Today I’m blogging from my patio roof. It’s been so gorgeous here in Maryland that I’m trying to be outside as much as possible. How often do you get outside? Most of us work inside, and of course we go home to our houses and typically workout inside a facility of some sort; which is too bad. Being outside can do a lot for your health.
Listening to the different sounds, and getting plenty of fresh air is good for the soul. For example, as I type this I can hear the birds chirp, the church bells ring and the wind rustle the tree tops. If feels good to be alive, even though I am working from my computer, I can take a moment to be close to nature.
How much do you walk? I’m sure by now most people know that sitting is the new smoking. I recently heard a survey that said people sit on average up to 15 hours a day! WTF? ( <–where’s the fitness) Most people sleep less than 7 hours a night. So that leaves just a few hours for walking, standing, or moving. That is ludicrous!
Sometimes the gym can feel like an enclosed cage, it’s as though we are animals at a zoo doing the same thing day in and day out. On a beautiful day, when the sun is shining, why get on a treadmill, indoor bike, or pick up weights inside a building? When you can go for a hike, ride a bike, walk, run, even climb and lift rocks and logs outside?
I know I can get in a workout slump and do the same thing day in and day out because it’s habitual, but we need to change our habits, because they are killing us.
We can start by going for walks during our lunch breaks. An evening walk with your spouse after work and a family hike on the weekends. Biking doesnt have to be expensive, you can get a pretty inexpensive bike and take it to work or just around the neighborhood on the weekends. If you have a desk job, see if you can get a stand up desk and set a reminder on your computer to switch positions at least every 20 to 25 minutes. If you can’t do this, then get up and walk a bit every 45 minutes. Do some squats, lunges, walk to your coworkers desk instead of emailing. Get creative with movement. One of my clients sets a timer and does squats one hour, push -ups the next and rotational movements the following hour. She also stopped using the elevator and takes the steps everyday. We can find ways to move more everyday.

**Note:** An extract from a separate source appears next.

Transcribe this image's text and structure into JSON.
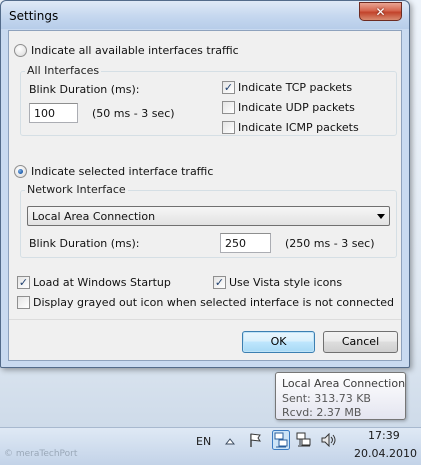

After attending the Ido Portal’s Movement X workshop in Dallas last weekend I have a desire to hang, climb, and go upside down more in my daily movements. (By the way, Abby and I recorded a podcast recently about our exeperience at Ido Portals Movement X workshop. You can listen to it here.) Fun movements, like the ones we used to do as kids and somehow stopped doing when we grew up. It’s not always easy as you get older because we stopped doing them but it’s not impossible to get back into doing those moments. It’s fun and feels good on the body too. I incorporate hanging, squatting, and upside down movements into my warm up or cool down routines. You don’t have to jump right into a handstand, downward dog can be a good place to start. Fun fact: going upside down helps to improve brain function, focus, balance, reduces stress and helps improve joint function. Our balance is maintained via the vestibular system (fluid in the inner ear), as we age and no longer “exercise” this system, it looses functionality and reduces our ability to maintain balance. Upside down movements is a way to exercise this system and reduce the likelihood of loosing your balance and preventing falls as we age.
Look for ways to move more in you day. Get creative with it and have fun. Don’t worry about making the movement perfect, or looking like a goober, just move and play. That’s what movement should be about. Not just exercise and work, but exploring and living.